By Hunter Sanborn
Janos Technology LLC. is a high-tech optics firm, dealing specifically with Infrared lenses and assemblies that are designed with extraordinary precision (down to the angstrom on each lens). This is achieved through their various DTM–Diamond Turning Machines–high quality workers, and other high-tech machinery. Janos has contracts commercially, militarily, and from their parent company: Fluke. Most of these products are designed to the specifications of their clients. In the case of the military, Janos would often be asked to create lenses for infrared night-goggles. However, custom optics are always an option at their firm as well, whether that be commercially or militarily.
Expectations vs. Reality
When Janos was first described to me, I kind of expected it to be a sort of large factory with somewhere in the realm of 150 people working inside. However, I was surprised to find that the building itself was fairly small (though very respectable and well put together) and that only about 70 people worked at Janos. This, I think, gave it more of a specialized feel; one of quality. Indeed, throughout our tour of the building, two words came to mind often: flexibility and quality
Janos is filled with the latest in high-tech CNC–Computer Numerical Control–& DMT machines, but still has a relic from the past which they claim is just as effective as it’s always been. An old lens crafting machine that requires manual use and an experienced hand (the name of this machine escapes me). Optical Technicians work with hands on lens polishing and cutting equipment that requires a delicate hand and years of experience. In fact, Janos only employs two thirty year veterans of the machines, as they’re the only ones who have the experience and knowledge to operate the machines.

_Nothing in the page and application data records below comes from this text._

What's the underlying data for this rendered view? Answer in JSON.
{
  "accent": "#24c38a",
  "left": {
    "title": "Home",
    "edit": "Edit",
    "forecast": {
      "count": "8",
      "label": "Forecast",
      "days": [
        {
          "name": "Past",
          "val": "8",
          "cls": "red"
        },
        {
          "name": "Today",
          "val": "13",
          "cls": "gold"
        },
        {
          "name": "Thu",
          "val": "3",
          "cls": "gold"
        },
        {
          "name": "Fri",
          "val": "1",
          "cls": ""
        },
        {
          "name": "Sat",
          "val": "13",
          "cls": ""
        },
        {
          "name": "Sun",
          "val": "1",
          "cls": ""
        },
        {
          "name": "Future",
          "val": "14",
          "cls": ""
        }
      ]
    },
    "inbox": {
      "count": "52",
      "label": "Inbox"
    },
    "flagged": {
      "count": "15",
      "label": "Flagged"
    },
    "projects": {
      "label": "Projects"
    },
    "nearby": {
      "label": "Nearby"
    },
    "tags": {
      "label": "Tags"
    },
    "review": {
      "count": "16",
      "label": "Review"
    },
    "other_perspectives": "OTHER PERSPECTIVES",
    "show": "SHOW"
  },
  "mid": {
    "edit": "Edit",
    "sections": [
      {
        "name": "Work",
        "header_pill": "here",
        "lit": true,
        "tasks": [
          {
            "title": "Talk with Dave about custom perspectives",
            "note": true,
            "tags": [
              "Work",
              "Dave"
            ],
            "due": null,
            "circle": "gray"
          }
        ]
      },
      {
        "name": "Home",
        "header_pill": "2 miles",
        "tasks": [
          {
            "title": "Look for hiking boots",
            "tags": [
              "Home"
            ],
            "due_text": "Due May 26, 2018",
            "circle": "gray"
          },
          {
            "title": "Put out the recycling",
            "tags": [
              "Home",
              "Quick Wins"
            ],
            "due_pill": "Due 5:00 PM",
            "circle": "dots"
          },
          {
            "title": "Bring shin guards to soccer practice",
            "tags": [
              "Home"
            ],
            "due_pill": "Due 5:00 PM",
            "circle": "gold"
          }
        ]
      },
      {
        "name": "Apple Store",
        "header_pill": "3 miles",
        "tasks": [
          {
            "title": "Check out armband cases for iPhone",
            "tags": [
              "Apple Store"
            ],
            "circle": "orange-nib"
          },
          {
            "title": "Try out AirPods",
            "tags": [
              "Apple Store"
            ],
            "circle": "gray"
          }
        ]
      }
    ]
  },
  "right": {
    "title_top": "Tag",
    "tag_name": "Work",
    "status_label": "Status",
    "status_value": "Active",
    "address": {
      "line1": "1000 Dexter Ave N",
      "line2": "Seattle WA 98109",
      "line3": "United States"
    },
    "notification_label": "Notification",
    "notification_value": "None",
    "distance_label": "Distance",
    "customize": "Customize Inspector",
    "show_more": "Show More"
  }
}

When I asked our tour guide whether he thought that these types of machines and workers would be something that Janos, and firms like it, would like to keep around, he responded by saying, “yes.” He continued, “The kind of work these technicians do is very useful for the company, especially when we need to do custom orders that aren’t programmed in the machines. They allow us to be more flexible in our designs.” Now I’m paraphrasing a bit, but this is the spirit of what was said. I also asked if he thought many other firms like Janos would use the same older tech and he said, again, “yes” for essentially the same reason Janos would want to keep them: flexibility of design.
Despite the high-tech nature of the firm, its seems many of Janos’ employees have no more than their high-school diploma. It was very surprising when our guide informed us that most of the work done at Janos was learned on the job. I was pretty blown away; how could such precision crafting be done without some background in engineering or computer science? The answer is surprisingly uncomplicated: the operators themselves, well, operate the machines. They don’t do the high-level programming and designing of the software, they’re the inputters of said designs and programs (at least that is my understanding of it). The old machines mentioned in the previous blocks are entirely unrelated to computers and are operated exclusively by human beings. The fact that those machines are operated exclusively by thirty years veterans should speak for itself.
Janos is an impressive gem of a firm here in Keene. In an era where manufacturing has declined significantly, Janos stands firm and successful. The Connecticut River Valley is, I’m sure, proud to have such an impressive and high quality manufacturer carry on the legacy of industries past.